“Pearl Beach has a vibrant community who are proactive in providing safety information and resources to help prevent future tragedies,” Lambeth said.

“Central Coast Council has been working with the Pearl Beach Progress Association on the safety signage and resources and exploring the logistics and options for future education or lifeguard coverage over the Christmas period.

“Central Coast Surf Life Saving has been developing ‘black spot’ brochures to help educate the community about the dangers that are particular to an unpatrolled beach or section of a beach identified by surf clubs as dangerous to the public.

“It is exciting to see the involved parties beginning to work together to achieve a common goal – zero drownings at Pearl Beach!”

Lambeth, who is also the founder of Deep Water Publishing, said she has a specific interest in drowning prevention at Pearl Beach, with her first publication, Annie and the Waves, dedicated to the memory of a five-year-old boy who drowned at Pearl Beach in 2014.

“Education has been identified as one of the top ways to help prevent drowning,” Lambeth said.

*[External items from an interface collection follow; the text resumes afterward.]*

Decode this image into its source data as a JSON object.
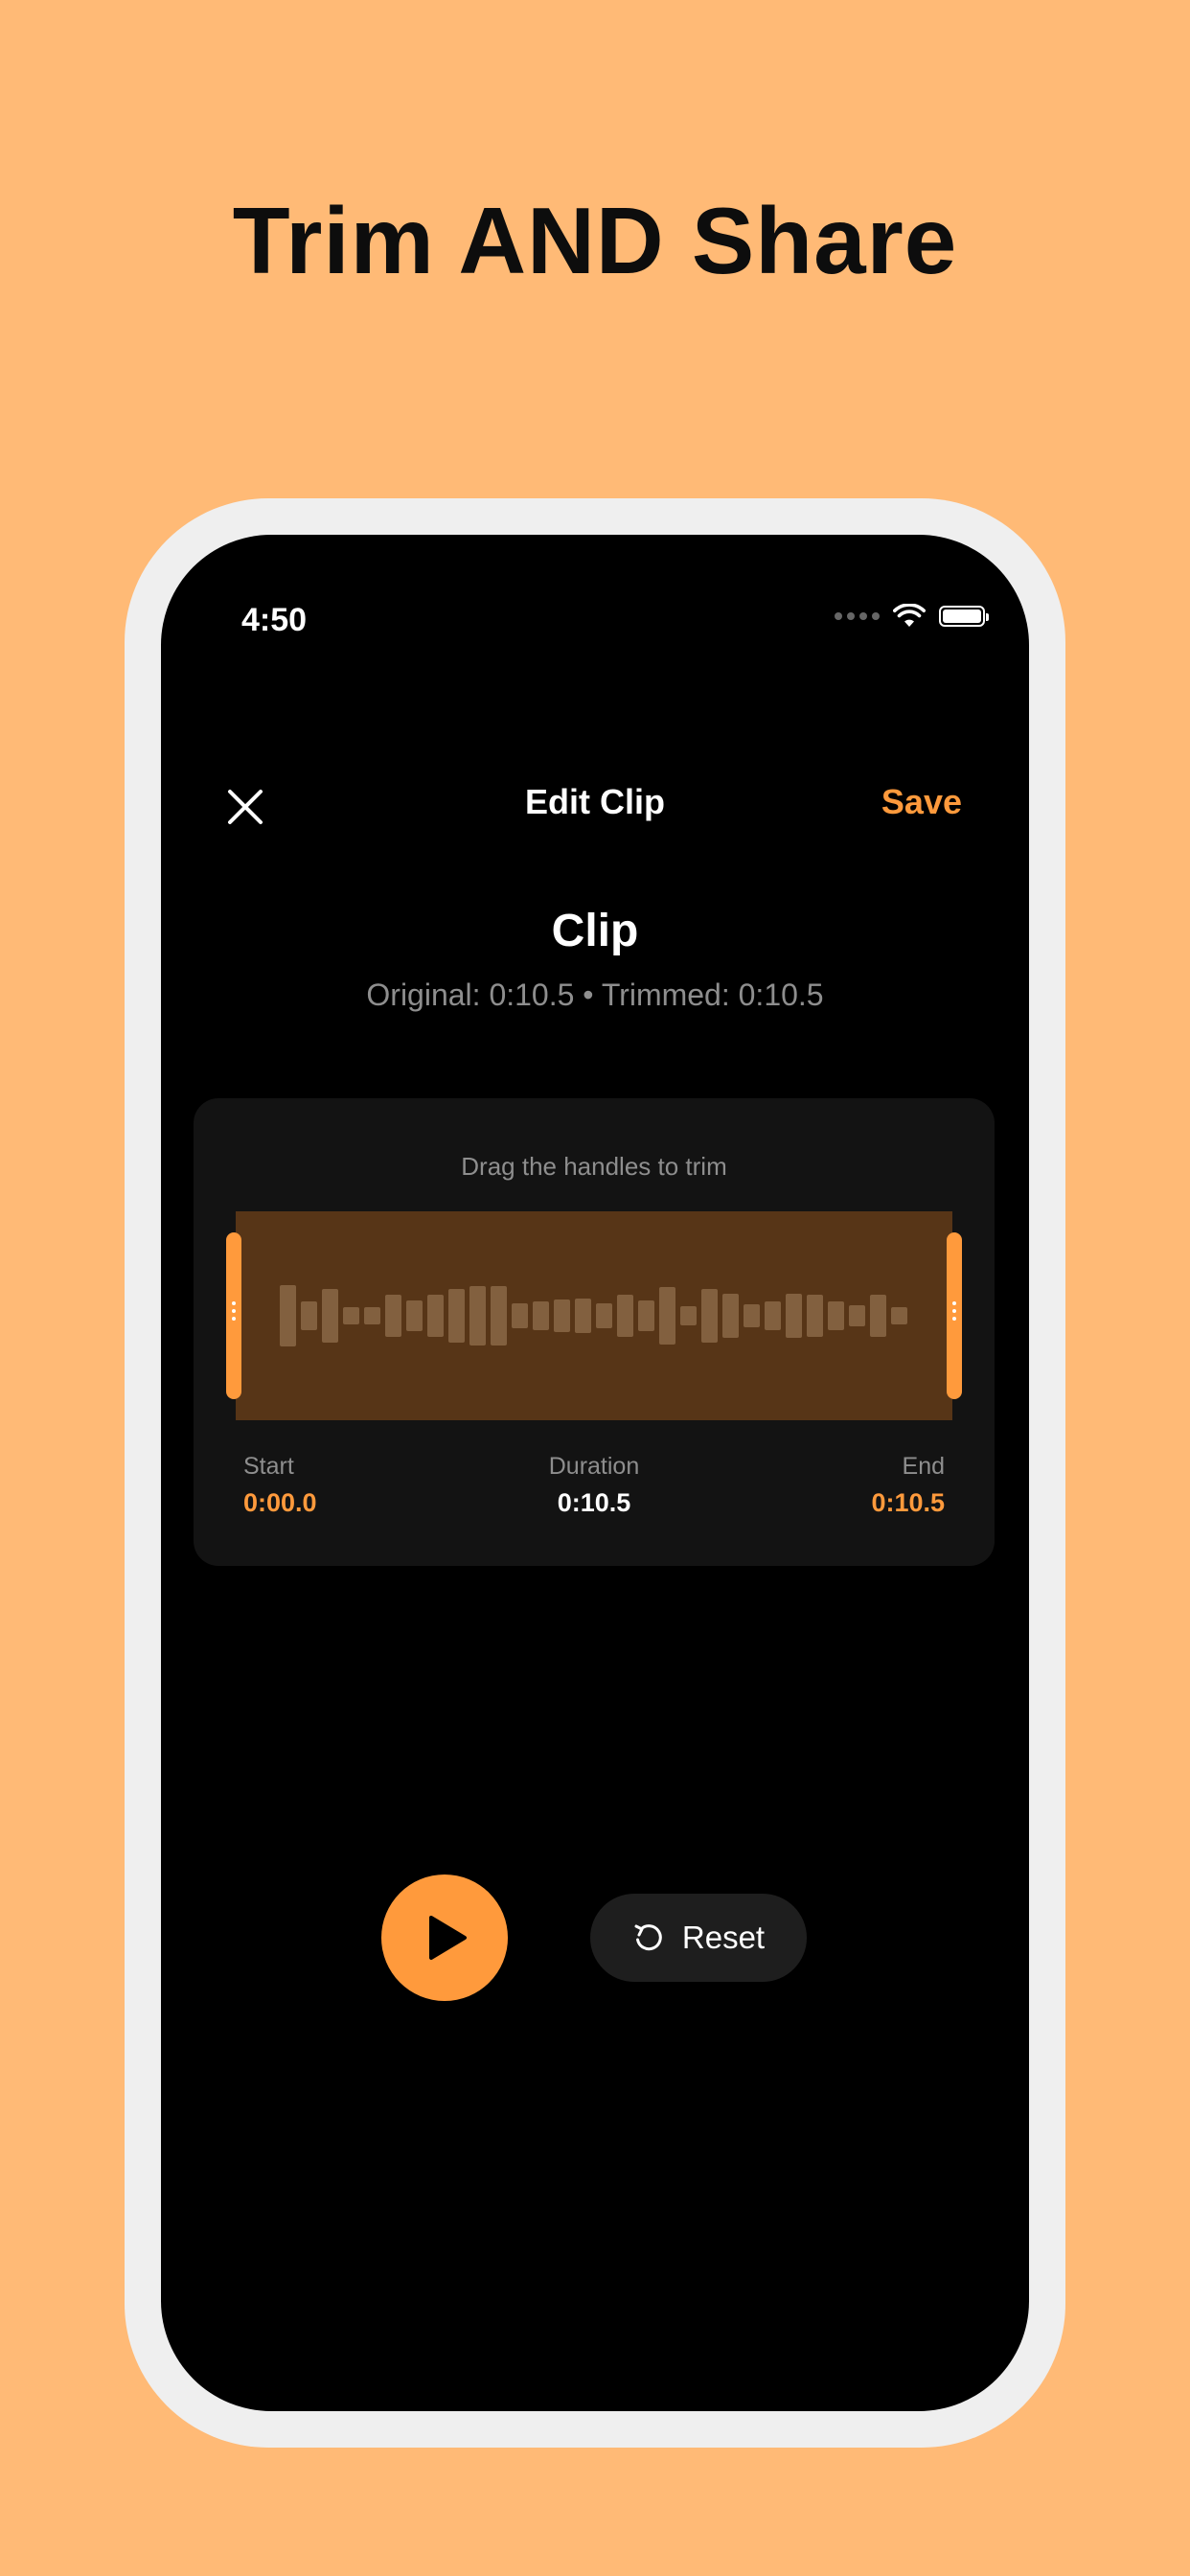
{
  "headline": "Trim AND Share",
  "status_bar": {
    "time": "4:50"
  },
  "nav": {
    "title": "Edit Clip",
    "save_label": "Save"
  },
  "clip": {
    "name": "Clip",
    "meta": "Original: 0:10.5 • Trimmed: 0:10.5"
  },
  "trim": {
    "hint": "Drag the handles to trim",
    "start_label": "Start",
    "start_value": "0:00.0",
    "duration_label": "Duration",
    "duration_value": "0:10.5",
    "end_label": "End",
    "end_value": "0:10.5"
  },
  "controls": {
    "reset_label": "Reset"
  },
  "colors": {
    "accent": "#FF9A3C",
    "background": "#FFBA76",
    "screen": "#000000"
  },
  "icons": [
    "close-icon",
    "wifi-icon",
    "battery-icon",
    "play-icon",
    "reset-icon"
  ]
}
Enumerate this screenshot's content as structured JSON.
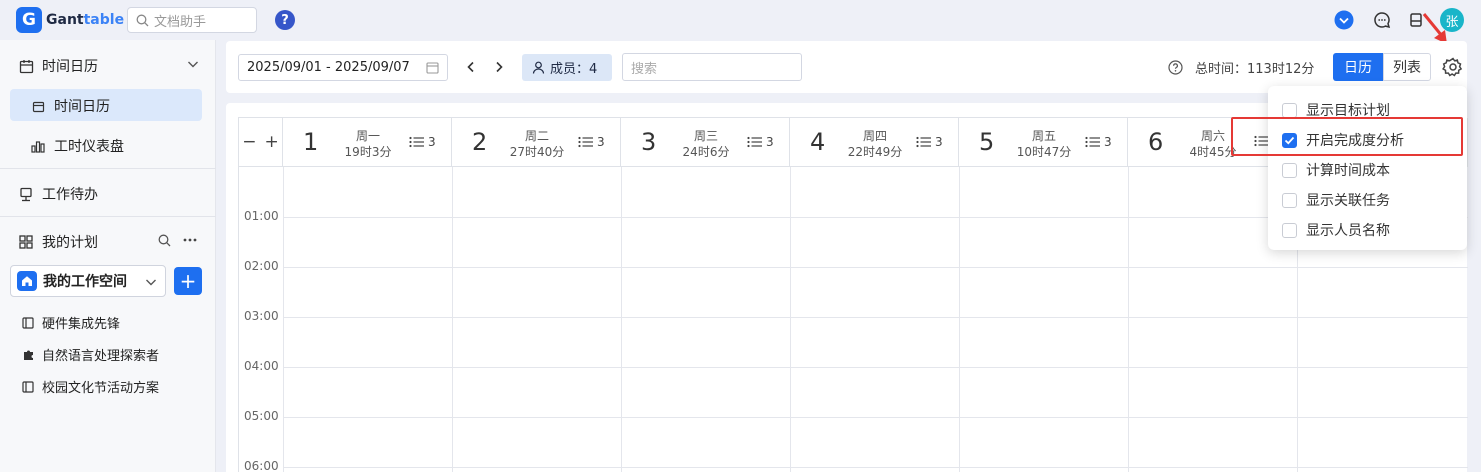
{
  "app": {
    "logo_letter": "G",
    "name_part1": "Gant",
    "name_part2": "table"
  },
  "header": {
    "doc_search_placeholder": "文档助手",
    "help_label": "?",
    "avatar_text": "张"
  },
  "sidebar": {
    "time_calendar_group": "时间日历",
    "time_calendar_item": "时间日历",
    "dashboard_item": "工时仪表盘",
    "todo_item": "工作待办",
    "my_plans": "我的计划",
    "workspace": "我的工作空间",
    "add_label": "+",
    "projects": [
      "硬件集成先锋",
      "自然语言处理探索者",
      "校园文化节活动方案"
    ]
  },
  "toolbar": {
    "date_range": "2025/09/01 - 2025/09/07",
    "members_label": "成员：4",
    "search_placeholder": "搜索",
    "total_time": "总时间：113时12分",
    "view_calendar": "日历",
    "view_list": "列表"
  },
  "calendar": {
    "zoom_minus": "−",
    "zoom_plus": "+",
    "days": [
      {
        "num": "1",
        "name": "周一",
        "hours": "19时3分",
        "count": "3"
      },
      {
        "num": "2",
        "name": "周二",
        "hours": "27时40分",
        "count": "3"
      },
      {
        "num": "3",
        "name": "周三",
        "hours": "24时6分",
        "count": "3"
      },
      {
        "num": "4",
        "name": "周四",
        "hours": "22时49分",
        "count": "3"
      },
      {
        "num": "5",
        "name": "周五",
        "hours": "10时47分",
        "count": "3"
      },
      {
        "num": "6",
        "name": "周六",
        "hours": "4时45分",
        "count": ""
      }
    ],
    "hours": [
      "01:00",
      "02:00",
      "03:00",
      "04:00",
      "05:00",
      "06:00"
    ]
  },
  "settings_menu": {
    "options": [
      {
        "label": "显示目标计划",
        "checked": false
      },
      {
        "label": "开启完成度分析",
        "checked": true
      },
      {
        "label": "计算时间成本",
        "checked": false
      },
      {
        "label": "显示关联任务",
        "checked": false
      },
      {
        "label": "显示人员名称",
        "checked": false
      }
    ]
  },
  "colors": {
    "accent": "#1e6ff0",
    "highlight": "#e53935",
    "avatar": "#19b5c9"
  }
}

“By learning about a beach and its inherent dangers we can make wiser choices about where or when to swim.

“Providing information that is specific to safety at Pearl Beach will help educate residents and visitors, who in turn can share this knowledge with others.

“There have been two recent drownings at Pearl Beach – a five-year-old boy drowned in July 2014 and a man in his 70s who tried to rescue a dog in March 2021.

“Additionally, anecdotes of rescues are reported on a regular basis but at this stage the data is not captured and reported on.

“Pearl Beach has a unique beach morphology… the sand is quite different from the neighbouring Umina and Ocean Beaches. The shape of the beach, the direction it faces, and the specific type of sand found on the beach reveals just why the beach is so dangerous.

“The beach has a sudden drop off into deep water with surging waves that can sweep you into deep water.

“This is particularly dangerous for children and elderly people which matches the two people who drowned here.

“If there is a high east or southeast swell there is a strong and dangerous shore break, you will hear the boom of the waves!

“The middle to northern end of the beach is particularly dangerous for everyone.”

Central Coast Council Lifeguard Service and Ocean Beach Surf Lifesavers have begun a series of joint water safety education talks at Pearl Beach.

The first was held earlier this month with the second beach education session held on January 26.

The brochure is also available from the Pearl Beach Progress Association, the Pearl Beach General Store and Pearl Beach Patonga Real Estate.

Additionally, copies are being provided to Pearl Beach holiday rentals.

Lambeth said there are five key measures to stay safe in the water: don’t rush until you have looked for potential hazards, plan to swim at a patrolled beach, never swim alone, always supervise children, and do not consume alcohol if you have planned to enter the water.

Maisy Rae